• [Data to use]:

###

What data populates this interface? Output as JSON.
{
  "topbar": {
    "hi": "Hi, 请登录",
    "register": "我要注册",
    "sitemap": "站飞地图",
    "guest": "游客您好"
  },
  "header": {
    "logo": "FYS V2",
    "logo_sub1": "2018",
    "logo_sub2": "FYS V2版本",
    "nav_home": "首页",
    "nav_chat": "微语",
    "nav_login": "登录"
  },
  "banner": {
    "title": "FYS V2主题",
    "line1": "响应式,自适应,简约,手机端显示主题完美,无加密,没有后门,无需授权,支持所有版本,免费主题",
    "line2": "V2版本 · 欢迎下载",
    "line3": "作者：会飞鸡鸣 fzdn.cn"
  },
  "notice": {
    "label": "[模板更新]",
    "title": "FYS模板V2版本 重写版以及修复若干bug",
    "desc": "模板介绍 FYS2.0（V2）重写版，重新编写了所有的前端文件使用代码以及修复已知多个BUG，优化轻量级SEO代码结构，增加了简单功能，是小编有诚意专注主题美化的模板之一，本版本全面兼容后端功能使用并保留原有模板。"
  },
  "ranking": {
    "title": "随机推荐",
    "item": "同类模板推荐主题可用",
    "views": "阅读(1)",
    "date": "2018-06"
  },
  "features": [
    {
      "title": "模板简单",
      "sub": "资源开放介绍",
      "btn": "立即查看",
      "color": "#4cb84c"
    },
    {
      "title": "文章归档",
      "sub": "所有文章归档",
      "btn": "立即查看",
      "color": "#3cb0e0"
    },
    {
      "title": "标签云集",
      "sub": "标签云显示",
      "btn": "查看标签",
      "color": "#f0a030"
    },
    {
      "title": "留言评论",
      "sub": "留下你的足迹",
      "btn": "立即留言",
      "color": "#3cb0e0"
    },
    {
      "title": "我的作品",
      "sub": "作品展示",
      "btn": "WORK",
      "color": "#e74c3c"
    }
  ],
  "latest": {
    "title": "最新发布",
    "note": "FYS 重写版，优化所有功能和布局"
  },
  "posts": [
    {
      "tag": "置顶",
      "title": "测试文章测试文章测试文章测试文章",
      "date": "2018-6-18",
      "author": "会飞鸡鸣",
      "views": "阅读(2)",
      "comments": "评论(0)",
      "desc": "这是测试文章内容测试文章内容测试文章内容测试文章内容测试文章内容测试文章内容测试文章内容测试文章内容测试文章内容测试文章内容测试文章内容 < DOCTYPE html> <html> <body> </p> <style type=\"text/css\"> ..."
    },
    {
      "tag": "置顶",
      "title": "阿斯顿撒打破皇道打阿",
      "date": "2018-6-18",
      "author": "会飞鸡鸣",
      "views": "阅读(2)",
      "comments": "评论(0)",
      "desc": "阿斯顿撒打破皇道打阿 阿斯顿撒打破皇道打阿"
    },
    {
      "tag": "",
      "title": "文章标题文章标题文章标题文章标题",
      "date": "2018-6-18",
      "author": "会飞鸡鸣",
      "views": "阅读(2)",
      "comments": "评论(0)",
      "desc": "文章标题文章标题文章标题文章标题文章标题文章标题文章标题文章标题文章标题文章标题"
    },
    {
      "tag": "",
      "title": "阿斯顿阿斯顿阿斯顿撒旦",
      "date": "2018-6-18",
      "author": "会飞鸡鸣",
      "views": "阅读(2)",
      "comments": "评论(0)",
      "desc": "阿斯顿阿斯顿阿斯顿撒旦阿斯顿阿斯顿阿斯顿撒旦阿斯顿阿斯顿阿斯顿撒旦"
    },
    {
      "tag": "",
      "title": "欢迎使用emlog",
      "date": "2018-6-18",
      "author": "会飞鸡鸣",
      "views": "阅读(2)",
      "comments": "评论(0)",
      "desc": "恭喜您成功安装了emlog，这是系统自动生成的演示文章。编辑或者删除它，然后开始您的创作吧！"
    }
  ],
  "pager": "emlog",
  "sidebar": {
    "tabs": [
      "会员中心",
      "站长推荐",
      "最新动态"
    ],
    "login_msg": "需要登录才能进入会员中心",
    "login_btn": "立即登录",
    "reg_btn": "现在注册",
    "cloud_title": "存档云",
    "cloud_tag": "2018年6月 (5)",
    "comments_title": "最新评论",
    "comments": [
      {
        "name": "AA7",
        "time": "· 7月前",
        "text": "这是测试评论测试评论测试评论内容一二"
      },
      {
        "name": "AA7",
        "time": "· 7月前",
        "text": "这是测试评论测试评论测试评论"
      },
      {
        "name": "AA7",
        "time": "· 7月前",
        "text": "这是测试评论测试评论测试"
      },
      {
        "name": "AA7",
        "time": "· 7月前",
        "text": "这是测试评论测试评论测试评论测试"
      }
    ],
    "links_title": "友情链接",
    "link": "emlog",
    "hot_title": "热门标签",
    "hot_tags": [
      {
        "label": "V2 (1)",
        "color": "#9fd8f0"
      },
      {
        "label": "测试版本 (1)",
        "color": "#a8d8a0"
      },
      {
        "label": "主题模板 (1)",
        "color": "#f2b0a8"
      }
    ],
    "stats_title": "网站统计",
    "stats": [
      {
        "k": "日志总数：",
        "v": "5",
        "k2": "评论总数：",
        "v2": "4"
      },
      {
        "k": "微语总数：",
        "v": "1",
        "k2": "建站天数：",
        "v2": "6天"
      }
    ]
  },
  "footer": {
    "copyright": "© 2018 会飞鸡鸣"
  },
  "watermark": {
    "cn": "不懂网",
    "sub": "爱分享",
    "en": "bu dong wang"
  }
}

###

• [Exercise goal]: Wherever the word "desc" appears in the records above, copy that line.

• [Task result]:
    "desc": "模板介绍 FYS2.0（V2）重写版，重新编写了所有的前端文件使用代码以及修复已知多个BUG，优化轻量级SEO代码结构，增加了简单功能，是小编有诚意专注主题美化的模板之一，本版本全面兼容后端功能使用并保留原有模板。"
      "desc": "这是测试文章内容测试文章内容测试文章内容测试文章内容测试文章内容测试文章内容测试文章内容测试文章内容测试文章内容测试文章内容测试文章内容 < DOCTYPE html> <html> <body> </p> <style type=\"text/css\"> ..."
      "desc": "阿斯顿撒打破皇道打阿 阿斯顿撒打破皇道打阿"
      "desc": "文章标题文章标题文章标题文章标题文章标题文章标题文章标题文章标题文章标题文章标题"
      "desc": "阿斯顿阿斯顿阿斯顿撒旦阿斯顿阿斯顿阿斯顿撒旦阿斯顿阿斯顿阿斯顿撒旦"
      "desc": "恭喜您成功安装了emlog，这是系统自动生成的演示文章。编辑或者删除它，然后开始您的创作吧！"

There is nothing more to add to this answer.